Most skin cancers develop as the result of UV light–induced DNA damage; however, a substantial number of cases appear to occur independently of UV damage. A causal link between UV-independent skin cancers and chronic inflammation has been suspected, although the precise mechanism underlying this association is unclear. Here, we have proposed that activation-induced cytidine deaminase (AID, encoded by
Taichiro Nonaka, Yoshinobu Toda, Hiroshi Hiai, Munehiro Uemura, Motonobu Nakamura, Norio Yamamoto, Ryo Asato, Yukari Hattori, Kazuhisa Bessho, Nagahiro Minato, Kazuo Kinoshita
Chronic mucosal inflammation is associated with a greater risk of gastric cancer (GC) and, therefore, requires tight control by suppressive counter mechanisms. Gastrokine-2 (GKN2) belongs to a family of secreted proteins expressed within normal gastric mucosal cells. GKN2 expression is frequently lost during GC progression, suggesting an inhibitory role; however, a causal link remains unsubstantiated. Here, we developed
Trevelyan R. Menheniott, Louise O’Connor, Yok Teng Chionh, Jan Däbritz, Michelle Scurr, Benjamin N. Rollo, Garrett Z. Ng, Shelley Jacobs, Angelique Catubig, Bayzar Kurklu, Stephen Mercer, Toshinari Minamoto, David E. Ong, Richard L. Ferrero, James G. Fox, Timothy C. Wang, Philip Sutton, Louise M. Judd, Andrew S. Giraud
Controlled and site-specific regulation of growth factor signaling remains a major challenge for current antiangiogenic therapies, as these antiangiogenic agents target normal vasculature as well tumor vasculature. In this article, we identified the prion-like protein doppel as a potential therapeutic target for tumor angiogenesis. We investigated the interactions between doppel and VEGFR2 and evaluated whether blocking the doppel/VEGFR2 axis suppresses the process of angiogenesis. We discovered that tumor endothelial cells (TECs), but not normal ECs, express doppel; tumors from patients and mouse xenografts expressed doppel in their vasculatures. Induced doppel overexpression in ECs enhanced vascularization, whereas doppel constitutively colocalized and complexed with VEGFR2 in TECs. Doppel inhibition depleted VEGFR2 from the cell membrane, subsequently inducing the internalization and degradation of VEGFR2 and thereby attenuating VEGFR2 signaling. We also synthesized an orally active glycosaminoglycan (LHbisD4) that specifically binds with doppel. We determined that LHbisD4 concentrates over the tumor site and that genetic loss of doppel in TECs decreases LHbisD4 binding and targeting both in vitro and in vivo. Moreover, LHbisD4 eliminated VEGFR2 from the cell membrane, prevented VEGF binding in TECs, and suppressed tumor growth. Together, our results demonstrate that blocking doppel can control VEGF signaling in TECs and selectively inhibit tumor angiogenesis.
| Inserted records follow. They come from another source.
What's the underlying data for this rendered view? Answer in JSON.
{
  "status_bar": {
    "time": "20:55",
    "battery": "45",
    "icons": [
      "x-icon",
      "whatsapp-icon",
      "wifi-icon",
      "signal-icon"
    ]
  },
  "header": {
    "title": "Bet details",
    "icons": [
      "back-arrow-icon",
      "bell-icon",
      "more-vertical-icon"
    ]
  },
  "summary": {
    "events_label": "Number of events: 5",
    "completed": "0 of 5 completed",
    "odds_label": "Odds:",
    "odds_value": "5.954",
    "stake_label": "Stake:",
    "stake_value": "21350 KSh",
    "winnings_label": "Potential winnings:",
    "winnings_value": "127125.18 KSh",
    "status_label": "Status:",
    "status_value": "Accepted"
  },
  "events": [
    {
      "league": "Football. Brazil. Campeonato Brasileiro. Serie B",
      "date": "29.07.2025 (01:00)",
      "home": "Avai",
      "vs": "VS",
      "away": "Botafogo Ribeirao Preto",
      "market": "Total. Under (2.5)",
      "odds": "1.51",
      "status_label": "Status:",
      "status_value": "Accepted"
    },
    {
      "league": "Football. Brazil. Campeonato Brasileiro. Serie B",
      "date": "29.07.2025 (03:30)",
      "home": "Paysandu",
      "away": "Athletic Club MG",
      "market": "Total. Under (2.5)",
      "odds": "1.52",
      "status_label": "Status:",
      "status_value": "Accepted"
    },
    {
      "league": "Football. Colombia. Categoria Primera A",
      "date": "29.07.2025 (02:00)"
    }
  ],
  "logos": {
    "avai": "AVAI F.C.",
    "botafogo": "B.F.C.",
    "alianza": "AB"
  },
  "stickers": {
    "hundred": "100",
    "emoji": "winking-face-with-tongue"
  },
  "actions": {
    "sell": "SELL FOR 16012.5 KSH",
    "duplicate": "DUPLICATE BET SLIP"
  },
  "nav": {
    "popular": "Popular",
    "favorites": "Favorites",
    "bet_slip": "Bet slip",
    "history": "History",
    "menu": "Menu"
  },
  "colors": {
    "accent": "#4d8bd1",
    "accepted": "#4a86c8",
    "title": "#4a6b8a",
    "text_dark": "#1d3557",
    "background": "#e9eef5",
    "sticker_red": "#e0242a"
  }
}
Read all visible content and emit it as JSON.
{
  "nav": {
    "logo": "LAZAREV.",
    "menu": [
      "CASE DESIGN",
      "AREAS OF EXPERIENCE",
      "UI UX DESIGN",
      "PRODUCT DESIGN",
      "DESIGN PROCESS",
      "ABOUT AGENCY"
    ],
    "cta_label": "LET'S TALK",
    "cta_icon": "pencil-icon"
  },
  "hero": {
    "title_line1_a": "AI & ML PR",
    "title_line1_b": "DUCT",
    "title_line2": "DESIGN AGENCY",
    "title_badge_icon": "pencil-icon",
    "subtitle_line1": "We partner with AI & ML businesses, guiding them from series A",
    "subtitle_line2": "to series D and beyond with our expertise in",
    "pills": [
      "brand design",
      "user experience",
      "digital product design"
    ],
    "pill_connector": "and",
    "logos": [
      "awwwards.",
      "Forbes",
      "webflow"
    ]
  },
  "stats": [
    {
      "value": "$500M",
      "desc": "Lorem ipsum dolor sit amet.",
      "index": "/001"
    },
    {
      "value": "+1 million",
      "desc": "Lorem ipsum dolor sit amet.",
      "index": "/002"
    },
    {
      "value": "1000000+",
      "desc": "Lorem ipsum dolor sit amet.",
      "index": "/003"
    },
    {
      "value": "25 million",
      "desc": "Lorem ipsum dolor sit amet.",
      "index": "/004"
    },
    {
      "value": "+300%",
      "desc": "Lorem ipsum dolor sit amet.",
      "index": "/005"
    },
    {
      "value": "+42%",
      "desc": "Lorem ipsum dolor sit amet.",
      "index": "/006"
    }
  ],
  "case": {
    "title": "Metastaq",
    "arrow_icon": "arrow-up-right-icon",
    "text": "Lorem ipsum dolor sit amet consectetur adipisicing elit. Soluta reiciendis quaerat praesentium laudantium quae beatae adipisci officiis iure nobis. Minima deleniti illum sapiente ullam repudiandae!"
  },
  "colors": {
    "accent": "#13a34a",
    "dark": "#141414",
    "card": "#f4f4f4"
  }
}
Taslim A. Al-Hilal, Seung Woo Chung, Jeong Uk Choi, Farzana Alam, Jooho Park, Seong Who Kim, Sang Yoon Kim, Fakhrul Ahsan, In-San Kim, Youngro Byun
Meningioma-1 (MN1) overexpression is frequently observed in patients with acute myeloid leukemia (AML) and is predictive of poor prognosis. In murine models, forced expression of MN1 in hematopoietic progenitors induces an aggressive myeloid leukemia that is strictly dependent on a defined gene expression program in the cell of origin, which includes the homeobox genes
Simone S. Riedel, Jessica N. Haladyna, Matthew Bezzant, Brett Stevens, Daniel A. Pollyea, Amit U. Sinha, Scott A. Armstrong, Qi Wei, Roy M. Pollock, Scott R. Daigle, Craig T. Jordan, Patricia Ernst, Tobias Neff, Kathrin M. Bernt